Copy out every line of the records in which "overdraft" can be found.

[Data items]
# # # # #
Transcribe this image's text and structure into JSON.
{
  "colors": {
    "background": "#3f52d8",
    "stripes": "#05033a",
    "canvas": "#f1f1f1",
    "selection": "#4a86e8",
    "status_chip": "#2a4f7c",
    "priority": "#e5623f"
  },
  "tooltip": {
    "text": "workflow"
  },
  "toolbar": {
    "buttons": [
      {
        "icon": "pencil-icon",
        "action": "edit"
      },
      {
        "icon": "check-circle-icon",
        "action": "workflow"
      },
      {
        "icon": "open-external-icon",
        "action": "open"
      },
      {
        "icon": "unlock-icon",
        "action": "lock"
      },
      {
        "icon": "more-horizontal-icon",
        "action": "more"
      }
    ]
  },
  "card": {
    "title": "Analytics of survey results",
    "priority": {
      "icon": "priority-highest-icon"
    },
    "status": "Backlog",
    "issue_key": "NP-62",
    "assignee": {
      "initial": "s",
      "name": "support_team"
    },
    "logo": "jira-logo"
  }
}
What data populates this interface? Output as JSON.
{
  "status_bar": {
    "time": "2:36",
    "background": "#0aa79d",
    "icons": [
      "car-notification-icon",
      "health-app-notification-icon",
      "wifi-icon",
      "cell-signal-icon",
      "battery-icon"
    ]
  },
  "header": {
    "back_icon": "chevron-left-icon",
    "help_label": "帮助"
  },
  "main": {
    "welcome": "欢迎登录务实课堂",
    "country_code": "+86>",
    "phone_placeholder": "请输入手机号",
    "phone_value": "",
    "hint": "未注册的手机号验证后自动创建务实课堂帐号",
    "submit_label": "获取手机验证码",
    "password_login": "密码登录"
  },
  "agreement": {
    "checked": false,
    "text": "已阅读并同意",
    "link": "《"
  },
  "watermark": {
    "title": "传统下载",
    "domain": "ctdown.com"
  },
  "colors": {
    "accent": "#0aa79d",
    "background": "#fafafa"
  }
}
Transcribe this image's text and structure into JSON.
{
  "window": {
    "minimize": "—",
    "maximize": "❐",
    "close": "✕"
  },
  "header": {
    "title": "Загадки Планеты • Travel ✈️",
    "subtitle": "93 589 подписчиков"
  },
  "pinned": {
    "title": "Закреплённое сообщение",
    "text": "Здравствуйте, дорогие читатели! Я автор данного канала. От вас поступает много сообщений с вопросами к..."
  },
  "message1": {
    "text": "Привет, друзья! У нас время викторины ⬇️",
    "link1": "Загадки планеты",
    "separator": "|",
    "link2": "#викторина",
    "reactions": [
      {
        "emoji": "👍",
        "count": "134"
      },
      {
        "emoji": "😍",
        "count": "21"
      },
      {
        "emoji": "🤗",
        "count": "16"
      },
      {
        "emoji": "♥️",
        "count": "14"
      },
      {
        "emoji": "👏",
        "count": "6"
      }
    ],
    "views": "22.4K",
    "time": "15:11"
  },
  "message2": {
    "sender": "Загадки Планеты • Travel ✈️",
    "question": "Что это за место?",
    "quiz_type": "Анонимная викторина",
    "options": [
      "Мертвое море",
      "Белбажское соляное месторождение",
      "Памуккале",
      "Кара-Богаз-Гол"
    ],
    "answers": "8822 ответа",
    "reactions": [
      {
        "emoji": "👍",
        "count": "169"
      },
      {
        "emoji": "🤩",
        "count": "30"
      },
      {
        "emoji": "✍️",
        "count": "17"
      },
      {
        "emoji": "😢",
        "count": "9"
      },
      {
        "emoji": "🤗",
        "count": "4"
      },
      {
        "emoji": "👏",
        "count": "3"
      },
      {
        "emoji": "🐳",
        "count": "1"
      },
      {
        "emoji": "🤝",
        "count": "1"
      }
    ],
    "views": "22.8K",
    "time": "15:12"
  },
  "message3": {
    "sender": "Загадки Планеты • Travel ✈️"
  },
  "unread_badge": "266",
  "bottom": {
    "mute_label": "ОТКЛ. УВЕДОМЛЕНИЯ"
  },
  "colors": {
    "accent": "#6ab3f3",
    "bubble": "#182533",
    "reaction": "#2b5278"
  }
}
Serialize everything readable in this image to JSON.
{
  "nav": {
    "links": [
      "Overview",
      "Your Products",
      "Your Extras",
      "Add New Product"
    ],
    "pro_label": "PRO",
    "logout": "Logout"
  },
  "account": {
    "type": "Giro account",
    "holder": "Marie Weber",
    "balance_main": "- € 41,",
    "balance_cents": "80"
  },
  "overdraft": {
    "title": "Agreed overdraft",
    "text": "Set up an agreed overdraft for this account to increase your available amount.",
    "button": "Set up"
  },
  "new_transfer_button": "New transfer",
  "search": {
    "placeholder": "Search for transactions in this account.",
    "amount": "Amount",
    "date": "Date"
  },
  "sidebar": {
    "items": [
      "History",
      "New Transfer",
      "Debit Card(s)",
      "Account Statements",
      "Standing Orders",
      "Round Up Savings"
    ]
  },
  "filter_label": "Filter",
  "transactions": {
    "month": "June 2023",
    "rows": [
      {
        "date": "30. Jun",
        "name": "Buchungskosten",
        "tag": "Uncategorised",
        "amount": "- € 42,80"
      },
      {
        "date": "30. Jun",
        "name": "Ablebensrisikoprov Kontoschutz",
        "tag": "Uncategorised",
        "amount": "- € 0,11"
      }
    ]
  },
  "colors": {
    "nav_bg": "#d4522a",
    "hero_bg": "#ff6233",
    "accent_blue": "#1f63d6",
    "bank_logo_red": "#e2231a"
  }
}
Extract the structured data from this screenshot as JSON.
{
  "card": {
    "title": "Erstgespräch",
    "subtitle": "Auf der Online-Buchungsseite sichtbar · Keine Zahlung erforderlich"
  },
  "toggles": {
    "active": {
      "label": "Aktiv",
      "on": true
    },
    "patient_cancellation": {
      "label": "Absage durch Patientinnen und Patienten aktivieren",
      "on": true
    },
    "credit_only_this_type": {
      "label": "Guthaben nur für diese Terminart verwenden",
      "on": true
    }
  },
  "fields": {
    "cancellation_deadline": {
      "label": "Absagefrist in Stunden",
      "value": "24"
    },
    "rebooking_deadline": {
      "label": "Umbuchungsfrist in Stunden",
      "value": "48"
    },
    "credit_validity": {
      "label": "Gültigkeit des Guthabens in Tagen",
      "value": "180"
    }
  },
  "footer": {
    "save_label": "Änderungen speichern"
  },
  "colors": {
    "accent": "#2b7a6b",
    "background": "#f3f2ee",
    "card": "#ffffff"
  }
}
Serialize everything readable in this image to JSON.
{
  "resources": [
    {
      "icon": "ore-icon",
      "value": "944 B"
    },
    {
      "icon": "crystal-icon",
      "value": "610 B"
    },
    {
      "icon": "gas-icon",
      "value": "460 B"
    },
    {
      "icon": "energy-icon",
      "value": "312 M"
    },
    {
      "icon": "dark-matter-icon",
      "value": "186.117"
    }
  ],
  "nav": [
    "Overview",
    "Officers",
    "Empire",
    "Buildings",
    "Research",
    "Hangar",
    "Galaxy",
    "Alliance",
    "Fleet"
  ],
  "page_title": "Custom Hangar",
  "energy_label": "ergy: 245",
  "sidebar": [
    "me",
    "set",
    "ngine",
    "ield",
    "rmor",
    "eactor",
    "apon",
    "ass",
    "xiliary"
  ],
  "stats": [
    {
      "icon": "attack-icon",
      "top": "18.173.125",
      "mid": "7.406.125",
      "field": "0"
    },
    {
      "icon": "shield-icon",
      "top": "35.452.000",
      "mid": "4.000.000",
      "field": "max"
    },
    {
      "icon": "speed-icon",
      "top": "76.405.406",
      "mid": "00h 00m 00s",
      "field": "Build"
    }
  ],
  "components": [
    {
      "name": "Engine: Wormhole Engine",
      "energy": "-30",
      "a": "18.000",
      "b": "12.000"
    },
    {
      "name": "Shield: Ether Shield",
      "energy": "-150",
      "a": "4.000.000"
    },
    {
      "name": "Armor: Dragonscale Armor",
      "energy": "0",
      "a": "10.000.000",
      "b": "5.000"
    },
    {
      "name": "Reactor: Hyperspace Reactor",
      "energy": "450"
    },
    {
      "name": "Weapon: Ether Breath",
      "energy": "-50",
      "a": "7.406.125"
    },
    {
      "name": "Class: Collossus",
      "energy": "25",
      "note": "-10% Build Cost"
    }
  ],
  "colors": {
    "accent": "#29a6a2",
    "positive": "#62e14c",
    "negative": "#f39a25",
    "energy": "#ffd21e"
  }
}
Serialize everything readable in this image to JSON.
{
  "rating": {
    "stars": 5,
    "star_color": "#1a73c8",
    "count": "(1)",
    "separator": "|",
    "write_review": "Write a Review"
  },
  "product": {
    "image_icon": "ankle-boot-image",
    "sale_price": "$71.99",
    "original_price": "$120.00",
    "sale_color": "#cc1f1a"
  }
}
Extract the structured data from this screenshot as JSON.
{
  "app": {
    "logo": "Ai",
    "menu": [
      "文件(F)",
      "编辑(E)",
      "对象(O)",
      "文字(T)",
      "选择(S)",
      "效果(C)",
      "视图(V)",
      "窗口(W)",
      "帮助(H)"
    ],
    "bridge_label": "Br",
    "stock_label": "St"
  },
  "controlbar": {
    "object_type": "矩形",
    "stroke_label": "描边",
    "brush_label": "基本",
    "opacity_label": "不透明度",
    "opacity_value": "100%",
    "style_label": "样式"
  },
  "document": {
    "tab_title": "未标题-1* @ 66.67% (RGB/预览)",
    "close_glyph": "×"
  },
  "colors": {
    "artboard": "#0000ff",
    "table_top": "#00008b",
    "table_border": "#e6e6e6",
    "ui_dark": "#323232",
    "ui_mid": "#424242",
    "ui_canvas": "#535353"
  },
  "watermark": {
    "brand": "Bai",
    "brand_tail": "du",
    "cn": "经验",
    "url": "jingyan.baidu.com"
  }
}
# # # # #
§ **Answer to the problem**:
  "overdraft": {
    "title": "Agreed overdraft",
    "text": "Set up an agreed overdraft for this account to increase your available amount.",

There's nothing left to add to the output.